In part, these shifts may be a testament to the upward mobility of religious believers. America’s college-educated population probably looks more conservative and (relatively speaking) more religious because religious conservatives have become better educated. Evangelical Christians, in particular, are now one of America’s best-educated demographics, as likely to enroll their children in an S.A.T. prep course as they are to ship them off to Bible camp.This means that a culture war that’s often seen as a clash between liberal elites and a conservative middle America looks more and more like a conflict within the educated class — pitting Wheaton and Baylor against Brown and Bard, Redeemer Presbyterian Church against the 92nd Street Y, C. S. Lewis devotees against the Philip Pullman fan club.


Not really along those lines, although perhaps we could find connections in how different groups of Christians relate to the wider culture, is this blog post from the Internet Monk.  The contributors to this site are thoughtful, but they also pull no punches.  Here they take on the creation of a Christian theme park of sorts based on Noah’s Ark, seeing it as “the Disney-ization of Faith”:

Those visions will come to life in true Disney-like fashion—with overwhelming kitsch, mawkish sentimentality, a thin veneer of credibility, and, most importantly, the absolute conviction of unwavering belief in spite of any contrary evidence or countering interpretations. This project is fundamentalism at its creative worst. It doesn’t lead us to the real Jesus, the Jesus of the Bible. It leads us to the cartoon Jesus, the Disney Jesus, the American sanitized version of Jesus, the Jesus who entertains us and keeps it all safe for the whole family to enjoy (at 50 bucks a pop). The Jesus they give us is Jesus the Hero who lived and died on the screen in all his glory, not the “Man of Sorrows” who suffered and died on the cross in shame. This Jesus has been drawn and brought to life for us by purveyors of spiritual technology, not shared with us as true apostles like Paul did—through a humble daily life of suffering and loving in Jesus’ name. There’s the Jesus way and there’s the Disney way, and the gap between them is vast.

For a little history lesson, today is the day when Thomas Aquinas, one of the greatest theologians in the history of Christianity, and one of the greatest philosophers in history, stopped writing.  The story goes that he saw a vision of God and said that he can write no more for in light of what he has seen, all he has written in straw.  Here is a reflection on this event.

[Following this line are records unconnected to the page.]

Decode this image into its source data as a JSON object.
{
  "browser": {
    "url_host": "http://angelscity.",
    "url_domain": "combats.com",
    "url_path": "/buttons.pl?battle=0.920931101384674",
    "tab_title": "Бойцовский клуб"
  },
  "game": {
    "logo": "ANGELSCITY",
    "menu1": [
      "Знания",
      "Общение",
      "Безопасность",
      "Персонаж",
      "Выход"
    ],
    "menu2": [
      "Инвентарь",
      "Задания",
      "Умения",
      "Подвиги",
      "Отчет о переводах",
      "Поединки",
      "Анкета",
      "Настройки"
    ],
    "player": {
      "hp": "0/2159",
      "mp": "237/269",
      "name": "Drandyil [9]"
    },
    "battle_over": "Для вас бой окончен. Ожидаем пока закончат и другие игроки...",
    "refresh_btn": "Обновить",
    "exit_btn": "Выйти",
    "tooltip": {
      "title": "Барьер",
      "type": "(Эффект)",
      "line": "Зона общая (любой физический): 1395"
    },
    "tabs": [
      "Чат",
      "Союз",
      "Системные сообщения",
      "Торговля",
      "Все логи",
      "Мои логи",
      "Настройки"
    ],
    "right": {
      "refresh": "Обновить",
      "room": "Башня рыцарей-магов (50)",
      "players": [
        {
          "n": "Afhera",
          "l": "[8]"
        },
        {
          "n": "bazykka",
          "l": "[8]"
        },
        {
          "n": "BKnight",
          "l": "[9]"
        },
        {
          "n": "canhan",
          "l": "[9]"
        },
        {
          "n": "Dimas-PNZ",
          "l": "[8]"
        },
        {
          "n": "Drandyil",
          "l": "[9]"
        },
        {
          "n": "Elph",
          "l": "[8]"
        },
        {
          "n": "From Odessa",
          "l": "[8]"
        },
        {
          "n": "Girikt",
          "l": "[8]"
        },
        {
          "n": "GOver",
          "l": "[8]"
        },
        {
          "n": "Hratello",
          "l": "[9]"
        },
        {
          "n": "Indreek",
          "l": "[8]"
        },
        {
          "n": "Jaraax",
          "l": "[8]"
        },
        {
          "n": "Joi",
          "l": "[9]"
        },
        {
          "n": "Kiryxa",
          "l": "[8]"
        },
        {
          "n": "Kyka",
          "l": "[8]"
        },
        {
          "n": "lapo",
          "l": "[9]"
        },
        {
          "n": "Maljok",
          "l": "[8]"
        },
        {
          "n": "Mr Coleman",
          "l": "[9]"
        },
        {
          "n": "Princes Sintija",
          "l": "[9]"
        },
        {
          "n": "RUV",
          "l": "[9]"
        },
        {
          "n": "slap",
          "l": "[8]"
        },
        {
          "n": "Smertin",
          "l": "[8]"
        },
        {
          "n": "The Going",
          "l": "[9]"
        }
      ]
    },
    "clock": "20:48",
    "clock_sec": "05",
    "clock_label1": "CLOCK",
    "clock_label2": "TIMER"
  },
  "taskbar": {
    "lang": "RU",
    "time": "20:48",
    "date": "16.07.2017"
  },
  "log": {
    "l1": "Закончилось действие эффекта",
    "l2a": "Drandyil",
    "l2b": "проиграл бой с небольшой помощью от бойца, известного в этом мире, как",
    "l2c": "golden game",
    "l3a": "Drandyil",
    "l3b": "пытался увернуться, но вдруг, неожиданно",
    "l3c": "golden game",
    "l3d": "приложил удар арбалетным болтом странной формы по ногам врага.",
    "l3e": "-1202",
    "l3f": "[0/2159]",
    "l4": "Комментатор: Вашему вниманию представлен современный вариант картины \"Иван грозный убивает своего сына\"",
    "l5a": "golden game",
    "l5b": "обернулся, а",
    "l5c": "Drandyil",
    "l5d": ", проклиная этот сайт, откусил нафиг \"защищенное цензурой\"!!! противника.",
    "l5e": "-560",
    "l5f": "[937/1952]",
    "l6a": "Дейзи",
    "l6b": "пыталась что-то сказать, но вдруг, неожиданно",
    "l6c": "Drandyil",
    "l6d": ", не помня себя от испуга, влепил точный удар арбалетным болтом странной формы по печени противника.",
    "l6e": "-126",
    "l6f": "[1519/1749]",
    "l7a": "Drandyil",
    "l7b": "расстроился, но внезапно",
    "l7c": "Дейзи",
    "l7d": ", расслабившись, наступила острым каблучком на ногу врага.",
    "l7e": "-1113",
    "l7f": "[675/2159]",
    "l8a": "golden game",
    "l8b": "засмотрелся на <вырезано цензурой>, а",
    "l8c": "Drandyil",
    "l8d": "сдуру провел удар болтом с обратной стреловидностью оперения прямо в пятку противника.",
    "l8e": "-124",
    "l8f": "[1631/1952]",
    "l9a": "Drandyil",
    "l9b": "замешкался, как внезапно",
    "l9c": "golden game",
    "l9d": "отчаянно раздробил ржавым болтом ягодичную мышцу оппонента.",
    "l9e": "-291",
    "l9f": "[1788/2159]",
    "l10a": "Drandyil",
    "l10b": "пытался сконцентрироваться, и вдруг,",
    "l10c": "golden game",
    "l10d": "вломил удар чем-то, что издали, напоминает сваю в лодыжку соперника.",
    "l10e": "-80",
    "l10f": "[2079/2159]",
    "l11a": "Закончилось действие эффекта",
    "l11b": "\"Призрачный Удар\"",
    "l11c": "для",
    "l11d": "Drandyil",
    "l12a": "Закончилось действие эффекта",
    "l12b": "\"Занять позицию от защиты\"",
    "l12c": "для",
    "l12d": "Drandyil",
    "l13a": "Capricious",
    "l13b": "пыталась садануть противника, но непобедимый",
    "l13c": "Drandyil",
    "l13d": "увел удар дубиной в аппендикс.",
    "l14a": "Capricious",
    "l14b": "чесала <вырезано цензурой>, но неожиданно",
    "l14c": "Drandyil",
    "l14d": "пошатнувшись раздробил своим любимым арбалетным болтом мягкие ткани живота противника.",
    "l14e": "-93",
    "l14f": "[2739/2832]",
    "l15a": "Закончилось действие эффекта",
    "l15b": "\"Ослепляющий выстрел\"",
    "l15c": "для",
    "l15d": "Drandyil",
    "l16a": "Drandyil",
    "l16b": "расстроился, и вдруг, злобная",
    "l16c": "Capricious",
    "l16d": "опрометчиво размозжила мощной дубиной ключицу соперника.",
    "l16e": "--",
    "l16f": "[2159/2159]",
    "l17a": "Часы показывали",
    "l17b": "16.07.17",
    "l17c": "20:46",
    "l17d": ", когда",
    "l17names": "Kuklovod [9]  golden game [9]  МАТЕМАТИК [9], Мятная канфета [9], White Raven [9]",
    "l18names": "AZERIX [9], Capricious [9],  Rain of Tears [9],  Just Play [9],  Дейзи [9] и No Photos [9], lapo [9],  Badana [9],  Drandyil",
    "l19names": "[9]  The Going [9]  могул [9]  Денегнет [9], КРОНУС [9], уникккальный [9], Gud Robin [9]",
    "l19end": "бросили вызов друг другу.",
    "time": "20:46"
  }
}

A few weeks ago I found this article on worship to be intriguing, and probably helpful to worship leaders.

As much as I want to share articles I have read on Wikileaks and TSA, I feel I can easily get distracted by such things, caught up in the frenzy.  It is advent, the weeks before Christmas, and I am trying to re-focus on what really matters.  But I still do recommend Dan Carlin’s podcast Common Sense if you are interested in talking politics (and his Hardcore History podcast is great if you like studying history).

Grace and Peace

Three Week Blitz

I am glad that when I was a student at Penn State there was no week-long Thanksgiving break.  If I recall, we either went to school Monday and Tuesday of Thanksgiving week, or perhaps even the morning on Wednesday.  We also had a fall break in early October.  Now students go for 13 straight weeks from August to Thanksgiving with only Labor Day as any sort of break.  Then they get a whole week off for Thanksgiving, which if you include weekends is nine days!

It is like running a marathon, stopping around mile 23 for a nap, and then jumping up and sprinting to the finish line.

For CSF, this sprint includes:

*Ringing bells for the Salvation Army on Saturday

*A fundraiser at Chick-Fil-A on Monday evening (Dec. 6)

*The CSFers are going to be performing this skit on Tuesday December 7 (Berks Idol) and Thursday December 9 (Step Team Dance Holiday Show).   This in itself is quite exciting as the skit is rather explicit in presenting the Gospel and the students will be performing it at two of the biggest events that happen on campus.

*Christmas Caroling and Christmas Party on Friday, December 10.

These next couple weeks look to be exciting.  Your prayers are appreciated!